The US Buffalo sells at the same rate as the US Gold Eagle–sometimes even higher. The dealers get their mark-up. It is the retail investor that pays an additional $30 or more.
An even better deal is to buy a gold bar. They can be traded for $15-$20.
Since the US mint is at 3%, it’s opened a window for the other sovereign mints to offer their coins on the US market. That discounts the Golden Eagle.
As a lifelong collector, I’m continually disappointed that the US Mint chooses not to be more competitive when it could.
Investing in Gold and Silver: Is Gold a Good Investment?
Investing in gold and silver can be a good investment. It will depend on the timing and momentum in the market. There are good times to invest and good times to pull back from investing in gold.
It will also depend on the balance of your portfolio.
You need to check your security market investments (stocks, bonds, and gold) every six months to see if they are lining up with your objectives. If they aren’t–you will need to calibrate them.
How did my portfolio get out of balance?
Think about the time when you bought the gold. Now think about what has changed in the market until now. The fluctuations in the market have affected the price of gold. Meaning it raised or lowered to a new percentage the gold represents in your portfolio. This throws your portfolio out of balance.
How on earth do I calibrate my investments portfolio?
That depends on how long it has been since you’ve assessed your portfolio.
You start with your expectations. Look at the difference in your portfolio’s current asset allocation and compare it where it should be.
Is the percentage more than your original allocation– then it’s too high for your portfolio, and you might need to sell some. Is the percentage too low? You might need to buy to restore balance.
You also take this time to reassess your portfolio in relation to your age, earnings, assets, your current situation and future goals. Consider your risk tolerance. All of these factors play a part.

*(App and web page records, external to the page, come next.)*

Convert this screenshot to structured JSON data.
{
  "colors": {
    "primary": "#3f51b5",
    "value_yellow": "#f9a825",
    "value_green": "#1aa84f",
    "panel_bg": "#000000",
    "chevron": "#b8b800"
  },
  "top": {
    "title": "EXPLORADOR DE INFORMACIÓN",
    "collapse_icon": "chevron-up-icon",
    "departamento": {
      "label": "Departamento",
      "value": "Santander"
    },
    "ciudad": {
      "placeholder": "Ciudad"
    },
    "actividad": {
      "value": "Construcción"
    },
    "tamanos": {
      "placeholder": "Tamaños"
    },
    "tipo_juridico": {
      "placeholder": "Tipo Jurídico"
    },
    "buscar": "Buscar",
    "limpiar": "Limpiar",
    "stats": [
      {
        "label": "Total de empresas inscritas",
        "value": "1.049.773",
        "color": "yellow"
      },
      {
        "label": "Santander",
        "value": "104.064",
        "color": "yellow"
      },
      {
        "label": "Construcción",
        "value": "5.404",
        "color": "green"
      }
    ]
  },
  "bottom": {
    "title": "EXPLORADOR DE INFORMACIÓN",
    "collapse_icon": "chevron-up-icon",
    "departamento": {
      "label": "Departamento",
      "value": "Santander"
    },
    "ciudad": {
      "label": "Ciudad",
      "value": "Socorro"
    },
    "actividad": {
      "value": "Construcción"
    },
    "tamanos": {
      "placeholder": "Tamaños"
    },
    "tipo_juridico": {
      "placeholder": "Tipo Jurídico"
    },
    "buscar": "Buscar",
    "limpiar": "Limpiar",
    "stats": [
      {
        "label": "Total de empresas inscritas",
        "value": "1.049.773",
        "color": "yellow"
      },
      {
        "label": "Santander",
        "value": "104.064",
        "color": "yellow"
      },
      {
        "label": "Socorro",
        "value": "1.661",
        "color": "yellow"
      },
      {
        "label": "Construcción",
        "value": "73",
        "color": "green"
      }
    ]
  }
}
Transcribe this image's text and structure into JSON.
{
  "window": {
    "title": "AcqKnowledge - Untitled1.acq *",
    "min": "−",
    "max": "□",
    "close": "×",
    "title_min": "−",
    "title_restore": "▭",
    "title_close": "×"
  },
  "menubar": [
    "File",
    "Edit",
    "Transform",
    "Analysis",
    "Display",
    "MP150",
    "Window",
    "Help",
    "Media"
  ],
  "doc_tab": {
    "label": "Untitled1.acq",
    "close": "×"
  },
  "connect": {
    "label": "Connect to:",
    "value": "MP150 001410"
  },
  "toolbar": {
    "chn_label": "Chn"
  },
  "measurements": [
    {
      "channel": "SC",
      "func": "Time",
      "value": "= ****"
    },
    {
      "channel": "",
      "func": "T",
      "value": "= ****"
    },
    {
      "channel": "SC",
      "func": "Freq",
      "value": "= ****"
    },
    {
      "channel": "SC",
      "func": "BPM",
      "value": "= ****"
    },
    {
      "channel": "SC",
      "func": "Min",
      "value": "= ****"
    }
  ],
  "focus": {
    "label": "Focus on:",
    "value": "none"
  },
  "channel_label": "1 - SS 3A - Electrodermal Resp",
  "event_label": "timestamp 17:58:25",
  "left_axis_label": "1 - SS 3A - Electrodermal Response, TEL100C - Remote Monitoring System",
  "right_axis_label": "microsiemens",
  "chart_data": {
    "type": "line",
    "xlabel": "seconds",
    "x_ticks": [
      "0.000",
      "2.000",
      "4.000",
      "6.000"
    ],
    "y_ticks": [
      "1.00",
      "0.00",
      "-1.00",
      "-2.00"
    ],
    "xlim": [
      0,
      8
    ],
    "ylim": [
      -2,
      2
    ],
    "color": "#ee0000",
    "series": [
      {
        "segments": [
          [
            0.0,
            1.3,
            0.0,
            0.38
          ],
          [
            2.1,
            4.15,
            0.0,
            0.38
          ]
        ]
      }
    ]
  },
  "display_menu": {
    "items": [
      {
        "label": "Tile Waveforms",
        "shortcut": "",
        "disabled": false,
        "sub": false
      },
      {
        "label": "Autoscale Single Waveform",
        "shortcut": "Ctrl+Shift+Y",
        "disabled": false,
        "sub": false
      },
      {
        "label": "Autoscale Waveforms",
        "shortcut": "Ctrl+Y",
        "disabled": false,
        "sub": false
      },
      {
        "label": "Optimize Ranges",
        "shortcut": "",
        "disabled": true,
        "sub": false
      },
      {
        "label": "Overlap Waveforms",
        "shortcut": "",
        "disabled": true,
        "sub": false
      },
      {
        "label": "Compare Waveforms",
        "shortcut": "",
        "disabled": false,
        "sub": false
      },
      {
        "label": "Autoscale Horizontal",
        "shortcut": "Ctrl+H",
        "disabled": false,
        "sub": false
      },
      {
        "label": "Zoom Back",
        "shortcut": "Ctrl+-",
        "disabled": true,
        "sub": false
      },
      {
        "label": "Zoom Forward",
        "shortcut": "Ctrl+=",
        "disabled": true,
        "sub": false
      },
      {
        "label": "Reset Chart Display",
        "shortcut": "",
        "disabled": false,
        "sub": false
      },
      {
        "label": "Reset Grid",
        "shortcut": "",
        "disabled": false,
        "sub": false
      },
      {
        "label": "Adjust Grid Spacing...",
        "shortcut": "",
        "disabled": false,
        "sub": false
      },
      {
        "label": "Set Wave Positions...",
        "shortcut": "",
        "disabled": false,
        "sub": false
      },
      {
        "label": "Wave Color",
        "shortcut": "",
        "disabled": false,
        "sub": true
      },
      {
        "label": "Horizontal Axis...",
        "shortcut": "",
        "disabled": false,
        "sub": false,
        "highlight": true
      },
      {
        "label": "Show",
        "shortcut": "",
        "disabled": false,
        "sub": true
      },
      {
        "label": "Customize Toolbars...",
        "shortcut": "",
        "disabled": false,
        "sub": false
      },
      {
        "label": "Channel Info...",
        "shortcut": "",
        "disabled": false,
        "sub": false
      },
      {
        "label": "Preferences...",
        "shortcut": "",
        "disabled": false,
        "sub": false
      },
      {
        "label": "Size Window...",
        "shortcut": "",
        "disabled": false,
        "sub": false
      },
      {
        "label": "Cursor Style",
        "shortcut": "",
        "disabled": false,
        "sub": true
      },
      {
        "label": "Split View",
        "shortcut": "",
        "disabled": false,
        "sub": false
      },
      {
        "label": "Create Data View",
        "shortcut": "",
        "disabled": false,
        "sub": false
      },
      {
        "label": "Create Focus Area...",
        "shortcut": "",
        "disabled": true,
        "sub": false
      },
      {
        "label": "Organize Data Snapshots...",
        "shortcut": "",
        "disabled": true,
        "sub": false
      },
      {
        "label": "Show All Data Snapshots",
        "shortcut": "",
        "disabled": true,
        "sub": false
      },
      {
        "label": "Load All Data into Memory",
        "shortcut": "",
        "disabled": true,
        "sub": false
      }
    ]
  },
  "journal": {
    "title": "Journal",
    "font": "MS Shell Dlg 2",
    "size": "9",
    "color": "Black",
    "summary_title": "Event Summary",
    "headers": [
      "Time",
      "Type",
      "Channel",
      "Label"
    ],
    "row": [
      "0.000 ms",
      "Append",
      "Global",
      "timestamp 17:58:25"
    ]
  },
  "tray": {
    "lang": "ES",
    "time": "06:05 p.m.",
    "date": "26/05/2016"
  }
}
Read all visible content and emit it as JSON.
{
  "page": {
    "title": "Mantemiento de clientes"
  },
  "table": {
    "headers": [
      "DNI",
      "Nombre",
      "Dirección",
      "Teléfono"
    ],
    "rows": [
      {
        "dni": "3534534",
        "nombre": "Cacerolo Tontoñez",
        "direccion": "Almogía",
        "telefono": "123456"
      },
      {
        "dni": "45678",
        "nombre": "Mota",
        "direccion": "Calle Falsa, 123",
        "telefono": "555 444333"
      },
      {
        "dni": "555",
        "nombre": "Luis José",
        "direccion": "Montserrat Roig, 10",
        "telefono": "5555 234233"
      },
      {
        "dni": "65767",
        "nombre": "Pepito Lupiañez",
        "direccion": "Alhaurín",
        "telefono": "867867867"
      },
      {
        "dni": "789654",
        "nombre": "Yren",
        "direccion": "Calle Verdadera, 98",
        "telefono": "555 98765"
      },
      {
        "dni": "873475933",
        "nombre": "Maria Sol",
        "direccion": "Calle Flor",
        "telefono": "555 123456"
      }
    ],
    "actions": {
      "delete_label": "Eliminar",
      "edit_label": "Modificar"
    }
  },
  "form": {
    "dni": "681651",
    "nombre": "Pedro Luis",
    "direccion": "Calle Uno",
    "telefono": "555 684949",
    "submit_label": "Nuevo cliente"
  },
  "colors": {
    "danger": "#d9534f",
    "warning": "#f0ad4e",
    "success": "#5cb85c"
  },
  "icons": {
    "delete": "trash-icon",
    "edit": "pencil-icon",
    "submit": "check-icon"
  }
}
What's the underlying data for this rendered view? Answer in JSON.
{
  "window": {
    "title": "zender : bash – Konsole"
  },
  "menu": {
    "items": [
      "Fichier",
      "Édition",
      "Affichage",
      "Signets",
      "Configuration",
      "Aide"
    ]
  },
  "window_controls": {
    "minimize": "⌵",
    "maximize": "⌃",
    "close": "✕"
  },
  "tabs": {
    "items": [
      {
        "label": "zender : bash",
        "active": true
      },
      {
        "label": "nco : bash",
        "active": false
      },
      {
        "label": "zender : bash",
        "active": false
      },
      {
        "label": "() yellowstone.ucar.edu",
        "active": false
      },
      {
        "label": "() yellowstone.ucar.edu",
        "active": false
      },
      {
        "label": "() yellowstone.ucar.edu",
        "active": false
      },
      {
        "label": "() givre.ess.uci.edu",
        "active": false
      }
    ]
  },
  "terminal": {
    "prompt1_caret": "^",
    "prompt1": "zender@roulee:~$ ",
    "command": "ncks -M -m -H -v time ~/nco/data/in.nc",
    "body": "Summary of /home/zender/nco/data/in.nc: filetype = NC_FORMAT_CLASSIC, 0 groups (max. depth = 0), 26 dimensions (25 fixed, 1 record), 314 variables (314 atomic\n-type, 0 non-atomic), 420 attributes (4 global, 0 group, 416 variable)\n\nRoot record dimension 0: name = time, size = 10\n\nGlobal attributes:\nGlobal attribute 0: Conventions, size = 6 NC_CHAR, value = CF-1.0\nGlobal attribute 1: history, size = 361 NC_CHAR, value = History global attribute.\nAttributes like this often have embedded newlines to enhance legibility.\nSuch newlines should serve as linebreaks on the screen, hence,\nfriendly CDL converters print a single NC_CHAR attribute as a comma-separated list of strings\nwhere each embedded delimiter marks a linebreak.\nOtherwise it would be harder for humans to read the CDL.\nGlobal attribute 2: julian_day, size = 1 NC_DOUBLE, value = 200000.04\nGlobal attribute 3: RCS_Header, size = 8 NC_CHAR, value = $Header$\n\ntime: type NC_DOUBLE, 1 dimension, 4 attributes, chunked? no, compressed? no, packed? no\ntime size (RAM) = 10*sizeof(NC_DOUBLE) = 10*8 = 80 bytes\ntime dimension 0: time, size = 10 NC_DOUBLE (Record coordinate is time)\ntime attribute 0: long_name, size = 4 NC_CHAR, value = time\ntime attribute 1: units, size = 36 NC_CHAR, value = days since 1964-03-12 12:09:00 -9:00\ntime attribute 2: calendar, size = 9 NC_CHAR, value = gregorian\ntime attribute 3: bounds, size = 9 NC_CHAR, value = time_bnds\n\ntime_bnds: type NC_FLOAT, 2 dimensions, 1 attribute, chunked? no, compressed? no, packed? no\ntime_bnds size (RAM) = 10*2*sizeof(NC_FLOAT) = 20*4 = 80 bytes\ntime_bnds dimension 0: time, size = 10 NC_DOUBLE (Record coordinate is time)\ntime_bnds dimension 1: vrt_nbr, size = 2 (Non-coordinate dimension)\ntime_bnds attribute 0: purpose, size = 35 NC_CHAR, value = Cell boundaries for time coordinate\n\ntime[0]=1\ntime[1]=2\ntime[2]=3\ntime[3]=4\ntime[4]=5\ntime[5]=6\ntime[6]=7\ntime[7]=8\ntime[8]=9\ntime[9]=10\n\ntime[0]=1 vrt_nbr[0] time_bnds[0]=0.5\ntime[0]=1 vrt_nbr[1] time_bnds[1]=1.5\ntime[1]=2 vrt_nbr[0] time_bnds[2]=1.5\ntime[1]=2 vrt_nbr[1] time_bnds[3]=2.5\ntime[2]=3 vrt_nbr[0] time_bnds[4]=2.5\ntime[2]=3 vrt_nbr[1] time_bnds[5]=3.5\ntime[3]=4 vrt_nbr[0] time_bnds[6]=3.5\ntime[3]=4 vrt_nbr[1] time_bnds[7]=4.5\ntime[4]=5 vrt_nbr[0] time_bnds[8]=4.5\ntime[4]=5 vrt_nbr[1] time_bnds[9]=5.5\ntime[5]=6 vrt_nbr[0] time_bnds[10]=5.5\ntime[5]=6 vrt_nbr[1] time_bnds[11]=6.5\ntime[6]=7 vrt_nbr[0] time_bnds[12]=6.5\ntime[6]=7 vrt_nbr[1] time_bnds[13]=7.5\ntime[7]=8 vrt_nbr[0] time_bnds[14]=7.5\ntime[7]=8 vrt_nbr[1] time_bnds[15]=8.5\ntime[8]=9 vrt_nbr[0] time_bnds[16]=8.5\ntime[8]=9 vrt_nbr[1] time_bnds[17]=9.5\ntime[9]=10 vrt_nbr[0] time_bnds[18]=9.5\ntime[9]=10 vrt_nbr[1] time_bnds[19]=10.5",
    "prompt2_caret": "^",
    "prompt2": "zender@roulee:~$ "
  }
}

Investing in Gold and Silver: The Call of Profit
Why are you interested in investing in gold and silver? Is it because you’ve done your research and you want to diversify your portfolio? Have you learned something from a reputable that convinces you that it’s a good move? Or are you listening to an analyst who has an ulterior motive?
The same analyst or dealer who wants to sell you gold or silver.
I’ve talked on my podcast and written on my blog many times about conflicts of interest. Here are some things to keep in mind:
- Is someone wanting you to buy something or do something?
- Is there a conflict of interest? Does the person have something to gain? A motive?
- Keep in mind that an indirect suggestion is like subliminal advertising
- Are they selling something?
- Will they be compensated?
When you are making a decision about investing in gold and silver here are a few things to ask yourself:
- Does investing in gold and silver make sense for my portfolio?
- How does the market for investing in gold and silver work?
- How risky is investing in gold and silver?
- Do I understand the gold and silver market?
Do you feel like investing in gold and silver are a good idea? If you’ve invested in gold did you buy the physical bars or invest in the market? What choice did you make and why?
Be sure to share us with a physician friend or family that you know could really use good financial information! They’ll thank you later.